:: TASK INPUT
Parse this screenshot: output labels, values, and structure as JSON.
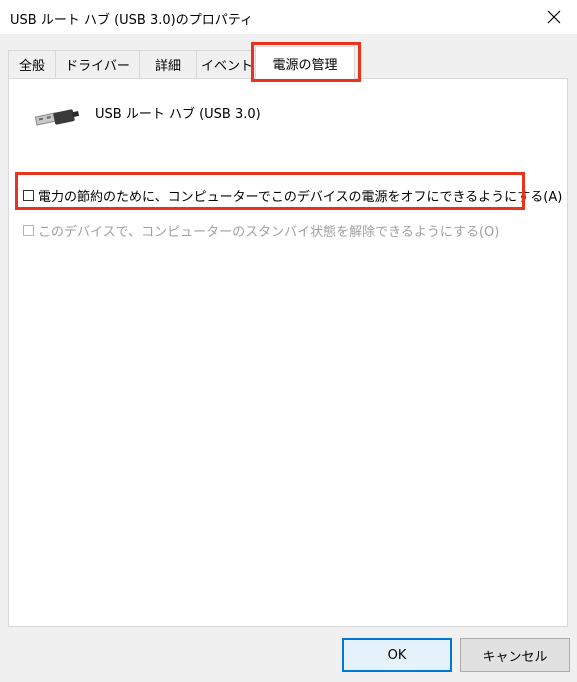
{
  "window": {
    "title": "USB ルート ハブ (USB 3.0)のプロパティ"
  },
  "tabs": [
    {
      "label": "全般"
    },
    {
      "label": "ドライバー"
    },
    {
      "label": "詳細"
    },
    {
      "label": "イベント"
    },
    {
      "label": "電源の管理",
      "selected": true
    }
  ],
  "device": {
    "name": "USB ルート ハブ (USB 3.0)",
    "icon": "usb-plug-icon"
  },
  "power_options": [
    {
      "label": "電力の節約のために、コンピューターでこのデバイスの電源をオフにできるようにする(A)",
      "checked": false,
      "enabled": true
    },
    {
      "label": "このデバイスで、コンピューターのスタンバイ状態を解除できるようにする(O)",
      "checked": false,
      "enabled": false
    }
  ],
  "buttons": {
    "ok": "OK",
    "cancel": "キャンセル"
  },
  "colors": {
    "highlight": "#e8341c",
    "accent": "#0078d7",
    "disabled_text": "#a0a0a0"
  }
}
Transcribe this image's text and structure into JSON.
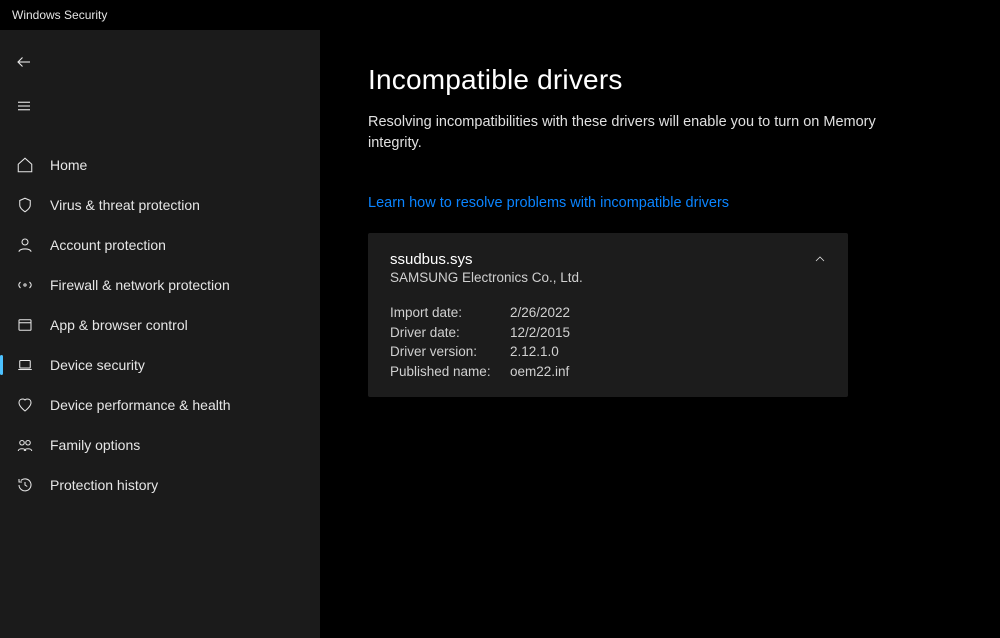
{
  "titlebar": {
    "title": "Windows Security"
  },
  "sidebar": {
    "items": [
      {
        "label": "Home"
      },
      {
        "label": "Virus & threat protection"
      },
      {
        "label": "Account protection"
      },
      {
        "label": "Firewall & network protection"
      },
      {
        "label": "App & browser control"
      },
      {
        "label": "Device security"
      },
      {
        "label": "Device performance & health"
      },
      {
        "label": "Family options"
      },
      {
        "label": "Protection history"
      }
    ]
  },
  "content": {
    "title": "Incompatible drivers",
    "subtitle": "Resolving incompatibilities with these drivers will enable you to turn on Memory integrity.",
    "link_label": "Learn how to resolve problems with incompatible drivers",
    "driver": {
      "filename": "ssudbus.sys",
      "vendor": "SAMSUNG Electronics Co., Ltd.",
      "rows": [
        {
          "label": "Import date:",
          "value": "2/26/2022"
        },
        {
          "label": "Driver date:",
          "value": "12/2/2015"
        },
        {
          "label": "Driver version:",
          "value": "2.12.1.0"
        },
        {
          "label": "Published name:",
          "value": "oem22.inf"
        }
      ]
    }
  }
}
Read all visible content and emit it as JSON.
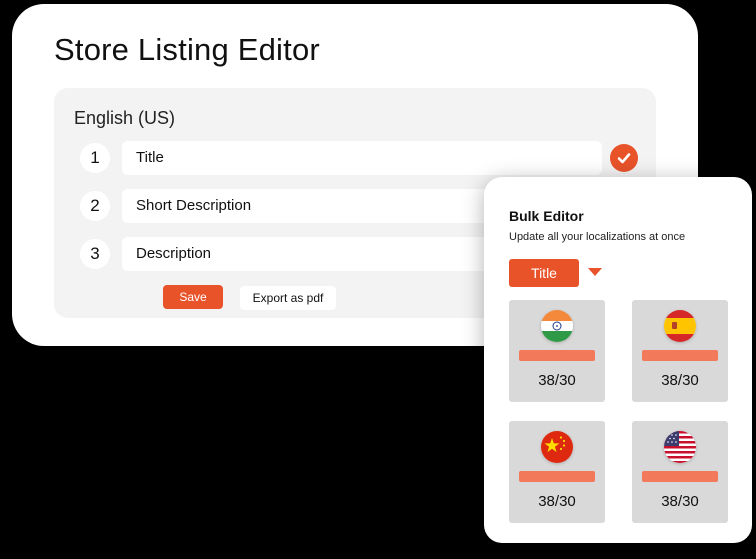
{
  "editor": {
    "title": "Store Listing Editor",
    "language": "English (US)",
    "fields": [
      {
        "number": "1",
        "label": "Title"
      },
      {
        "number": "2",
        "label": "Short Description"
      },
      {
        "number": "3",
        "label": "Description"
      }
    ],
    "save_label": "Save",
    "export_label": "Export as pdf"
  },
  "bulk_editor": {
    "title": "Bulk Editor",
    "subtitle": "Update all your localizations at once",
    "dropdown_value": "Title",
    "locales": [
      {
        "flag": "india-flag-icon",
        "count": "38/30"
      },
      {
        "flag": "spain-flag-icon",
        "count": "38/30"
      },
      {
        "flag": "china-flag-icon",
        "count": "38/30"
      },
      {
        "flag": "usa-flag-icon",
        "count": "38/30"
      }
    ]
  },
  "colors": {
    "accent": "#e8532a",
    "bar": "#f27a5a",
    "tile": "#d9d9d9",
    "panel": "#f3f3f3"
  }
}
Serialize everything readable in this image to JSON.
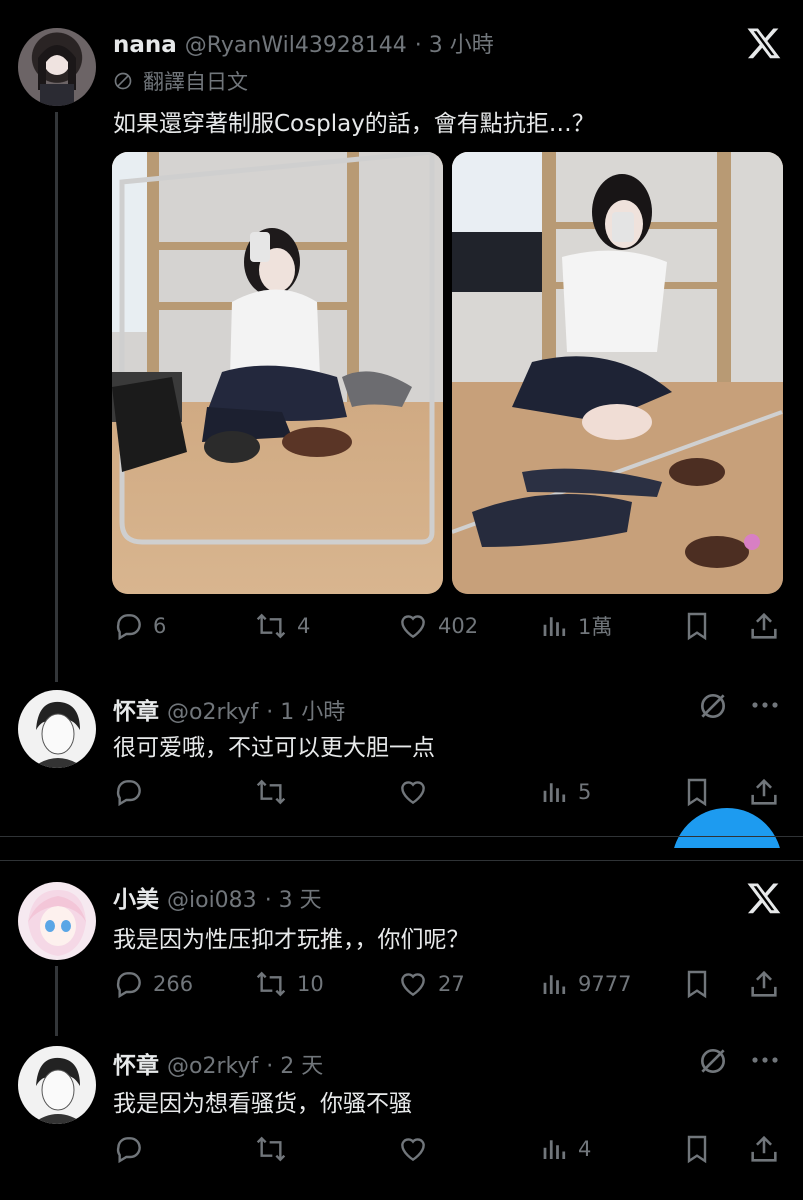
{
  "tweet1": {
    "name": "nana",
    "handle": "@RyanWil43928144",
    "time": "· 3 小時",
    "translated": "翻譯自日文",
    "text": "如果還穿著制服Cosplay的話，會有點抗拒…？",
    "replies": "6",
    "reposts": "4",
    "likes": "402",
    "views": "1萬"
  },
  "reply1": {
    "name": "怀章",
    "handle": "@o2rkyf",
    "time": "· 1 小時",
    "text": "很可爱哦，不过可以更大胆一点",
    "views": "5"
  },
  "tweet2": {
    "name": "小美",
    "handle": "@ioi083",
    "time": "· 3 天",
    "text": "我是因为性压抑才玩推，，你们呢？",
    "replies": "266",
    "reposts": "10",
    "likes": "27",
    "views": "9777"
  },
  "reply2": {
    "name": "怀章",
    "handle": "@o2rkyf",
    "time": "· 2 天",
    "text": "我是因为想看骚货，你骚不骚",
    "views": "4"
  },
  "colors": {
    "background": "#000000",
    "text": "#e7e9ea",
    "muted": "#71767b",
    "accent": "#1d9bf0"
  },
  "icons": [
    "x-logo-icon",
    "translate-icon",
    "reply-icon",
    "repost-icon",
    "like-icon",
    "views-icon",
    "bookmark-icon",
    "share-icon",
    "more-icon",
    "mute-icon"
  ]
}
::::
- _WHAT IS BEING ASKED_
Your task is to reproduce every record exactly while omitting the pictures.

- _YOUR SOLUTION_
Parse this screenshot: output labels, values, and structure as JSON.
{
  "window": {
    "title": "USB ルート ハブ (USB 3.0)のプロパティ"
  },
  "tabs": [
    {
      "label": "全般"
    },
    {
      "label": "ドライバー"
    },
    {
      "label": "詳細"
    },
    {
      "label": "イベント"
    },
    {
      "label": "電源の管理",
      "selected": true
    }
  ],
  "device": {
    "name": "USB ルート ハブ (USB 3.0)",
    "icon": "usb-plug-icon"
  },
  "power_options": [
    {
      "label": "電力の節約のために、コンピューターでこのデバイスの電源をオフにできるようにする(A)",
      "checked": false,
      "enabled": true
    },
    {
      "label": "このデバイスで、コンピューターのスタンバイ状態を解除できるようにする(O)",
      "checked": false,
      "enabled": false
    }
  ],
  "buttons": {
    "ok": "OK",
    "cancel": "キャンセル"
  },
  "colors": {
    "highlight": "#e8341c",
    "accent": "#0078d7",
    "disabled_text": "#a0a0a0"
  }
}
Transcribe this image's text and structure into JSON.
{
  "titlebar": {
    "title": "Windows Security"
  },
  "sidebar": {
    "items": [
      {
        "label": "Home"
      },
      {
        "label": "Virus & threat protection"
      },
      {
        "label": "Account protection"
      },
      {
        "label": "Firewall & network protection"
      },
      {
        "label": "App & browser control"
      },
      {
        "label": "Device security"
      },
      {
        "label": "Device performance & health"
      },
      {
        "label": "Family options"
      },
      {
        "label": "Protection history"
      }
    ]
  },
  "content": {
    "title": "Incompatible drivers",
    "subtitle": "Resolving incompatibilities with these drivers will enable you to turn on Memory integrity.",
    "link_label": "Learn how to resolve problems with incompatible drivers",
    "driver": {
      "filename": "ssudbus.sys",
      "vendor": "SAMSUNG Electronics Co., Ltd.",
      "rows": [
        {
          "label": "Import date:",
          "value": "2/26/2022"
        },
        {
          "label": "Driver date:",
          "value": "12/2/2015"
        },
        {
          "label": "Driver version:",
          "value": "2.12.1.0"
        },
        {
          "label": "Published name:",
          "value": "oem22.inf"
        }
      ]
    }
  }
}
Read all visible content and emit it as JSON.
{
  "editor": {
    "title": "Store Listing Editor",
    "language": "English (US)",
    "fields": [
      {
        "number": "1",
        "label": "Title"
      },
      {
        "number": "2",
        "label": "Short Description"
      },
      {
        "number": "3",
        "label": "Description"
      }
    ],
    "save_label": "Save",
    "export_label": "Export as pdf"
  },
  "bulk_editor": {
    "title": "Bulk Editor",
    "subtitle": "Update all your localizations at once",
    "dropdown_value": "Title",
    "locales": [
      {
        "flag": "india-flag-icon",
        "count": "38/30"
      },
      {
        "flag": "spain-flag-icon",
        "count": "38/30"
      },
      {
        "flag": "china-flag-icon",
        "count": "38/30"
      },
      {
        "flag": "usa-flag-icon",
        "count": "38/30"
      }
    ]
  },
  "colors": {
    "accent": "#e8532a",
    "bar": "#f27a5a",
    "tile": "#d9d9d9",
    "panel": "#f3f3f3"
  }
}
Serialize everything readable in this image to JSON.
{
  "tweet1": {
    "name": "nana",
    "handle": "@RyanWil43928144",
    "time": "· 3 小時",
    "translated": "翻譯自日文",
    "text": "如果還穿著制服Cosplay的話，會有點抗拒…？",
    "replies": "6",
    "reposts": "4",
    "likes": "402",
    "views": "1萬"
  },
  "reply1": {
    "name": "怀章",
    "handle": "@o2rkyf",
    "time": "· 1 小時",
    "text": "很可爱哦，不过可以更大胆一点",
    "views": "5"
  },
  "tweet2": {
    "name": "小美",
    "handle": "@ioi083",
    "time": "· 3 天",
    "text": "我是因为性压抑才玩推，，你们呢？",
    "replies": "266",
    "reposts": "10",
    "likes": "27",
    "views": "9777"
  },
  "reply2": {
    "name": "怀章",
    "handle": "@o2rkyf",
    "time": "· 2 天",
    "text": "我是因为想看骚货，你骚不骚",
    "views": "4"
  },
  "colors": {
    "background": "#000000",
    "text": "#e7e9ea",
    "muted": "#71767b",
    "accent": "#1d9bf0"
  },
  "icons": [
    "x-logo-icon",
    "translate-icon",
    "reply-icon",
    "repost-icon",
    "like-icon",
    "views-icon",
    "bookmark-icon",
    "share-icon",
    "more-icon",
    "mute-icon"
  ]
}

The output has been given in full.